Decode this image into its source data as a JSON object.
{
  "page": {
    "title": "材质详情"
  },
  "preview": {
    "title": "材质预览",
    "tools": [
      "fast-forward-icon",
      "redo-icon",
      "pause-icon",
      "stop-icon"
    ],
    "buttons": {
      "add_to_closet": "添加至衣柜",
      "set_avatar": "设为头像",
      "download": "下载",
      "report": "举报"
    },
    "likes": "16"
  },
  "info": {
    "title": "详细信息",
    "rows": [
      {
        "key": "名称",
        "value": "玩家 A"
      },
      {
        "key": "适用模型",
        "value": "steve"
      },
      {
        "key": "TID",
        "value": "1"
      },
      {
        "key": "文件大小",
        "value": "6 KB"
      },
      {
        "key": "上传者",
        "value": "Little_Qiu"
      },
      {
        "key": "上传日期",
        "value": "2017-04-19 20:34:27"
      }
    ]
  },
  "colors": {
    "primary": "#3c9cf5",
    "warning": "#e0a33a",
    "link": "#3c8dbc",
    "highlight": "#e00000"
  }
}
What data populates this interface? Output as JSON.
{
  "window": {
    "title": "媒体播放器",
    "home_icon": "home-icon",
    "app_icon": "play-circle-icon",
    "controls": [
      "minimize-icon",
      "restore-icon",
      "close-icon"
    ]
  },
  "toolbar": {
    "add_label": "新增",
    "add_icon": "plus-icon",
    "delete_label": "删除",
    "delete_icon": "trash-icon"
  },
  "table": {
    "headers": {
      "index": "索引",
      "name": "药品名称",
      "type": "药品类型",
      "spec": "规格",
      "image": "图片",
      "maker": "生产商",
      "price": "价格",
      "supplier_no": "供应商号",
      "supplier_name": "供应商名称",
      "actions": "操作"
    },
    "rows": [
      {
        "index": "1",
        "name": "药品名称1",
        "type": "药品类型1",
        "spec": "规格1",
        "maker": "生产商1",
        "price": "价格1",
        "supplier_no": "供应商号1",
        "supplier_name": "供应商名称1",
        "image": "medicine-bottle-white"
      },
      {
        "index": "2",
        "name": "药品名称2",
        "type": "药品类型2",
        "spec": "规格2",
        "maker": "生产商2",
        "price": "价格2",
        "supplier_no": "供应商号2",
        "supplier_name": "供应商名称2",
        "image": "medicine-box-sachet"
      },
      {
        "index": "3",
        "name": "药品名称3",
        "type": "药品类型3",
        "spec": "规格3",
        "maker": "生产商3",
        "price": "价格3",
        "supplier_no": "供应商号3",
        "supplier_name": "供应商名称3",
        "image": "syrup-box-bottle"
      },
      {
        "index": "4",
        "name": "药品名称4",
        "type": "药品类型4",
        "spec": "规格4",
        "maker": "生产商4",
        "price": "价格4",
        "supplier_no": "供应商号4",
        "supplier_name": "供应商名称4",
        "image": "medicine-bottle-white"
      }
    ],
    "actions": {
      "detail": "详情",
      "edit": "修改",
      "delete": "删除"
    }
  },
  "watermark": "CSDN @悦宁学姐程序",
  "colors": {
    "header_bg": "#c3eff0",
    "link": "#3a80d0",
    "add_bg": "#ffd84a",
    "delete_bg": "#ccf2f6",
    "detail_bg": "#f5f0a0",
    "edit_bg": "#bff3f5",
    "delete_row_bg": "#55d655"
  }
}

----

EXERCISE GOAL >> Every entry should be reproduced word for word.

RESPONSE TO THE EXERCISE >>
Decode this image into its source data as a JSON object.
{
  "page": {
    "title": "材质详情"
  },
  "preview": {
    "title": "材质预览",
    "tools": [
      "fast-forward-icon",
      "redo-icon",
      "pause-icon",
      "stop-icon"
    ],
    "buttons": {
      "add_to_closet": "添加至衣柜",
      "set_avatar": "设为头像",
      "download": "下载",
      "report": "举报"
    },
    "likes": "16"
  },
  "info": {
    "title": "详细信息",
    "rows": [
      {
        "key": "名称",
        "value": "玩家 A"
      },
      {
        "key": "适用模型",
        "value": "steve"
      },
      {
        "key": "TID",
        "value": "1"
      },
      {
        "key": "文件大小",
        "value": "6 KB"
      },
      {
        "key": "上传者",
        "value": "Little_Qiu"
      },
      {
        "key": "上传日期",
        "value": "2017-04-19 20:34:27"
      }
    ]
  },
  "colors": {
    "primary": "#3c9cf5",
    "warning": "#e0a33a",
    "link": "#3c8dbc",
    "highlight": "#e00000"
  }
}
What data populates this interface? Output as JSON.
{
  "window": {
    "title": "媒体播放器",
    "home_icon": "home-icon",
    "app_icon": "play-circle-icon",
    "controls": [
      "minimize-icon",
      "restore-icon",
      "close-icon"
    ]
  },
  "toolbar": {
    "add_label": "新增",
    "add_icon": "plus-icon",
    "delete_label": "删除",
    "delete_icon": "trash-icon"
  },
  "table": {
    "headers": {
      "index": "索引",
      "name": "药品名称",
      "type": "药品类型",
      "spec": "规格",
      "image": "图片",
      "maker": "生产商",
      "price": "价格",
      "supplier_no": "供应商号",
      "supplier_name": "供应商名称",
      "actions": "操作"
    },
    "rows": [
      {
        "index": "1",
        "name": "药品名称1",
        "type": "药品类型1",
        "spec": "规格1",
        "maker": "生产商1",
        "price": "价格1",
        "supplier_no": "供应商号1",
        "supplier_name": "供应商名称1",
        "image": "medicine-bottle-white"
      },
      {
        "index": "2",
        "name": "药品名称2",
        "type": "药品类型2",
        "spec": "规格2",
        "maker": "生产商2",
        "price": "价格2",
        "supplier_no": "供应商号2",
        "supplier_name": "供应商名称2",
        "image": "medicine-box-sachet"
      },
      {
        "index": "3",
        "name": "药品名称3",
        "type": "药品类型3",
        "spec": "规格3",
        "maker": "生产商3",
        "price": "价格3",
        "supplier_no": "供应商号3",
        "supplier_name": "供应商名称3",
        "image": "syrup-box-bottle"
      },
      {
        "index": "4",
        "name": "药品名称4",
        "type": "药品类型4",
        "spec": "规格4",
        "maker": "生产商4",
        "price": "价格4",
        "supplier_no": "供应商号4",
        "supplier_name": "供应商名称4",
        "image": "medicine-bottle-white"
      }
    ],
    "actions": {
      "detail": "详情",
      "edit": "修改",
      "delete": "删除"
    }
  },
  "watermark": "CSDN @悦宁学姐程序",
  "colors": {
    "header_bg": "#c3eff0",
    "link": "#3a80d0",
    "add_bg": "#ffd84a",
    "delete_bg": "#ccf2f6",
    "detail_bg": "#f5f0a0",
    "edit_bg": "#bff3f5",
    "delete_row_bg": "#55d655"
  }
}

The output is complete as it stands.